Assigned task: An exact, complete copy of the entries is what is needed.

Excerpts from an interface dataset:
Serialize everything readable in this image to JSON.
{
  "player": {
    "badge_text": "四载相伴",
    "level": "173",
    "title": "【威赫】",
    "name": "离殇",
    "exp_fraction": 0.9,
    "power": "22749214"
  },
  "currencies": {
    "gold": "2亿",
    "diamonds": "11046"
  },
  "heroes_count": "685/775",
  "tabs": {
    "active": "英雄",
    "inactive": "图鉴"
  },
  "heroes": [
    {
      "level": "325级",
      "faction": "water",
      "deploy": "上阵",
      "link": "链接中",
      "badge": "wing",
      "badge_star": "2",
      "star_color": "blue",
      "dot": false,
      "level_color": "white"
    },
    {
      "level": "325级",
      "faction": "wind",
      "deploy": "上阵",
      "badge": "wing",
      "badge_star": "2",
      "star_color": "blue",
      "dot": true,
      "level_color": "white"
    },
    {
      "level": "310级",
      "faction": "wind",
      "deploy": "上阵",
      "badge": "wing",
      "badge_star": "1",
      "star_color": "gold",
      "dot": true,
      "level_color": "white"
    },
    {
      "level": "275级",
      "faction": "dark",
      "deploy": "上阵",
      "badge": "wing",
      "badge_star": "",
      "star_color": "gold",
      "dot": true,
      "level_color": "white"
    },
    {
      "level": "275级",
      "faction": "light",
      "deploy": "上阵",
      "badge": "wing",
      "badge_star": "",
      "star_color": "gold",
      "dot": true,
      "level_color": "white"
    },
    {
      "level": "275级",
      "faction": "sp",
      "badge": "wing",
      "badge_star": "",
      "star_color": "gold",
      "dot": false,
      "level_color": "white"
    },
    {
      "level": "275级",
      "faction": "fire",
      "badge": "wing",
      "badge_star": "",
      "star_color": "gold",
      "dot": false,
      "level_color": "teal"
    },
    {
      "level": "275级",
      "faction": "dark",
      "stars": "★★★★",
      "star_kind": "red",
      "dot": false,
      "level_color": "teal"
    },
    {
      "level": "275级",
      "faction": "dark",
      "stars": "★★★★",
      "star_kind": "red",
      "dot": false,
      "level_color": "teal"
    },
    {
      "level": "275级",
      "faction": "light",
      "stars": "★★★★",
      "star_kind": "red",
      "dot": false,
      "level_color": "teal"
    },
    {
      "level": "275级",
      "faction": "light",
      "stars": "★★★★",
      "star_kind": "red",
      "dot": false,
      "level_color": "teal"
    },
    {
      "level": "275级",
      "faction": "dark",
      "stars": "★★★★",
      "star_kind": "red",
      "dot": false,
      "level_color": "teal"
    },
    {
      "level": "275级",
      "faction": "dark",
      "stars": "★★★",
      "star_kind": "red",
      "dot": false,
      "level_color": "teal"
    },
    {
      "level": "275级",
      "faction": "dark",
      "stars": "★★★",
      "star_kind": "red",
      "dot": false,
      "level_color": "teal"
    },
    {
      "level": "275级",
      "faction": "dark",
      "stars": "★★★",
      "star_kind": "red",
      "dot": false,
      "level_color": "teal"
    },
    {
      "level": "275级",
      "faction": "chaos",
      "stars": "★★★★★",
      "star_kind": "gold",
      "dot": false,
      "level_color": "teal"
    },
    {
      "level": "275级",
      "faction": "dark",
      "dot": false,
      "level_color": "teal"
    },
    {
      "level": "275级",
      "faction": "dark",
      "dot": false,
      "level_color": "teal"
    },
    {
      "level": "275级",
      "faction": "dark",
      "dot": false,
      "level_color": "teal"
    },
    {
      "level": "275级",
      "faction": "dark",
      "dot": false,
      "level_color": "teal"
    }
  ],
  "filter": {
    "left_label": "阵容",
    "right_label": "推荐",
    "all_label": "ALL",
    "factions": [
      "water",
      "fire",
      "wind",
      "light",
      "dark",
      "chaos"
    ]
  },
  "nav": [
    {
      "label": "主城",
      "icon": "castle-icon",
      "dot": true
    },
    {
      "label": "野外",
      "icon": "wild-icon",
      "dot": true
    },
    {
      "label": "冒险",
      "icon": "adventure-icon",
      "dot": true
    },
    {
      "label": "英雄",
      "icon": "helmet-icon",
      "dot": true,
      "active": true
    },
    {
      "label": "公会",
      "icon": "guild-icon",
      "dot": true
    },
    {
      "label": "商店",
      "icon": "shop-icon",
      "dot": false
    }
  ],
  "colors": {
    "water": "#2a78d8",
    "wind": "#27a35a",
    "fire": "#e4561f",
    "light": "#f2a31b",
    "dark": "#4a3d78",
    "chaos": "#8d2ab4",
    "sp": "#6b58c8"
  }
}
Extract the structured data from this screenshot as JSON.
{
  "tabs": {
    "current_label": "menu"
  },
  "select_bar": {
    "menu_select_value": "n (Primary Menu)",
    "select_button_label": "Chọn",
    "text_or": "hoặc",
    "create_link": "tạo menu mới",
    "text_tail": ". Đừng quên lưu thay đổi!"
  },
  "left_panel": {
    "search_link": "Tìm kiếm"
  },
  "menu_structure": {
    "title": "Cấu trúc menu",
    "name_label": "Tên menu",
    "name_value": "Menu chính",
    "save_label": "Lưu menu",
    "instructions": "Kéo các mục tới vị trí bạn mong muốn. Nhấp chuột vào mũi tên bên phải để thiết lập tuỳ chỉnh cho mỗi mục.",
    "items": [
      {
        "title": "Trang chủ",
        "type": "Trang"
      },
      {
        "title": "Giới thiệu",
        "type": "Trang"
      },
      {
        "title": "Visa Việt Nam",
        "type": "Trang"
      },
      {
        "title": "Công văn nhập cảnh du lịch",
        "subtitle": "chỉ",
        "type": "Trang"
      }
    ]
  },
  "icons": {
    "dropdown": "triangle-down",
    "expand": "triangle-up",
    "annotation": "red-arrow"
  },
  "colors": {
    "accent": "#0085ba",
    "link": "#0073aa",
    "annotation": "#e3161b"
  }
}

Answer to this exercise:
Serialize everything readable in this image to JSON.
{
  "player": {
    "badge_text": "四载相伴",
    "level": "173",
    "title": "【威赫】",
    "name": "离殇",
    "exp_fraction": 0.9,
    "power": "22749214"
  },
  "currencies": {
    "gold": "2亿",
    "diamonds": "11046"
  },
  "heroes_count": "685/775",
  "tabs": {
    "active": "英雄",
    "inactive": "图鉴"
  },
  "heroes": [
    {
      "level": "325级",
      "faction": "water",
      "deploy": "上阵",
      "link": "链接中",
      "badge": "wing",
      "badge_star": "2",
      "star_color": "blue",
      "dot": false,
      "level_color": "white"
    },
    {
      "level": "325级",
      "faction": "wind",
      "deploy": "上阵",
      "badge": "wing",
      "badge_star": "2",
      "star_color": "blue",
      "dot": true,
      "level_color": "white"
    },
    {
      "level": "310级",
      "faction": "wind",
      "deploy": "上阵",
      "badge": "wing",
      "badge_star": "1",
      "star_color": "gold",
      "dot": true,
      "level_color": "white"
    },
    {
      "level": "275级",
      "faction": "dark",
      "deploy": "上阵",
      "badge": "wing",
      "badge_star": "",
      "star_color": "gold",
      "dot": true,
      "level_color": "white"
    },
    {
      "level": "275级",
      "faction": "light",
      "deploy": "上阵",
      "badge": "wing",
      "badge_star": "",
      "star_color": "gold",
      "dot": true,
      "level_color": "white"
    },
    {
      "level": "275级",
      "faction": "sp",
      "badge": "wing",
      "badge_star": "",
      "star_color": "gold",
      "dot": false,
      "level_color": "white"
    },
    {
      "level": "275级",
      "faction": "fire",
      "badge": "wing",
      "badge_star": "",
      "star_color": "gold",
      "dot": false,
      "level_color": "teal"
    },
    {
      "level": "275级",
      "faction": "dark",
      "stars": "★★★★",
      "star_kind": "red",
      "dot": false,
      "level_color": "teal"
    },
    {
      "level": "275级",
      "faction": "dark",
      "stars": "★★★★",
      "star_kind": "red",
      "dot": false,
      "level_color": "teal"
    },
    {
      "level": "275级",
      "faction": "light",
      "stars": "★★★★",
      "star_kind": "red",
      "dot": false,
      "level_color": "teal"
    },
    {
      "level": "275级",
      "faction": "light",
      "stars": "★★★★",
      "star_kind": "red",
      "dot": false,
      "level_color": "teal"
    },
    {
      "level": "275级",
      "faction": "dark",
      "stars": "★★★★",
      "star_kind": "red",
      "dot": false,
      "level_color": "teal"
    },
    {
      "level": "275级",
      "faction": "dark",
      "stars": "★★★",
      "star_kind": "red",
      "dot": false,
      "level_color": "teal"
    },
    {
      "level": "275级",
      "faction": "dark",
      "stars": "★★★",
      "star_kind": "red",
      "dot": false,
      "level_color": "teal"
    },
    {
      "level": "275级",
      "faction": "dark",
      "stars": "★★★",
      "star_kind": "red",
      "dot": false,
      "level_color": "teal"
    },
    {
      "level": "275级",
      "faction": "chaos",
      "stars": "★★★★★",
      "star_kind": "gold",
      "dot": false,
      "level_color": "teal"
    },
    {
      "level": "275级",
      "faction": "dark",
      "dot": false,
      "level_color": "teal"
    },
    {
      "level": "275级",
      "faction": "dark",
      "dot": false,
      "level_color": "teal"
    },
    {
      "level": "275级",
      "faction": "dark",
      "dot": false,
      "level_color": "teal"
    },
    {
      "level": "275级",
      "faction": "dark",
      "dot": false,
      "level_color": "teal"
    }
  ],
  "filter": {
    "left_label": "阵容",
    "right_label": "推荐",
    "all_label": "ALL",
    "factions": [
      "water",
      "fire",
      "wind",
      "light",
      "dark",
      "chaos"
    ]
  },
  "nav": [
    {
      "label": "主城",
      "icon": "castle-icon",
      "dot": true
    },
    {
      "label": "野外",
      "icon": "wild-icon",
      "dot": true
    },
    {
      "label": "冒险",
      "icon": "adventure-icon",
      "dot": true
    },
    {
      "label": "英雄",
      "icon": "helmet-icon",
      "dot": true,
      "active": true
    },
    {
      "label": "公会",
      "icon": "guild-icon",
      "dot": true
    },
    {
      "label": "商店",
      "icon": "shop-icon",
      "dot": false
    }
  ],
  "colors": {
    "water": "#2a78d8",
    "wind": "#27a35a",
    "fire": "#e4561f",
    "light": "#f2a31b",
    "dark": "#4a3d78",
    "chaos": "#8d2ab4",
    "sp": "#6b58c8"
  }
}
Extract the structured data from this screenshot as JSON.
{
  "tabs": {
    "current_label": "menu"
  },
  "select_bar": {
    "menu_select_value": "n (Primary Menu)",
    "select_button_label": "Chọn",
    "text_or": "hoặc",
    "create_link": "tạo menu mới",
    "text_tail": ". Đừng quên lưu thay đổi!"
  },
  "left_panel": {
    "search_link": "Tìm kiếm"
  },
  "menu_structure": {
    "title": "Cấu trúc menu",
    "name_label": "Tên menu",
    "name_value": "Menu chính",
    "save_label": "Lưu menu",
    "instructions": "Kéo các mục tới vị trí bạn mong muốn. Nhấp chuột vào mũi tên bên phải để thiết lập tuỳ chỉnh cho mỗi mục.",
    "items": [
      {
        "title": "Trang chủ",
        "type": "Trang"
      },
      {
        "title": "Giới thiệu",
        "type": "Trang"
      },
      {
        "title": "Visa Việt Nam",
        "type": "Trang"
      },
      {
        "title": "Công văn nhập cảnh du lịch",
        "subtitle": "chỉ",
        "type": "Trang"
      }
    ]
  },
  "icons": {
    "dropdown": "triangle-down",
    "expand": "triangle-up",
    "annotation": "red-arrow"
  },
  "colors": {
    "accent": "#0085ba",
    "link": "#0073aa",
    "annotation": "#e3161b"
  }
}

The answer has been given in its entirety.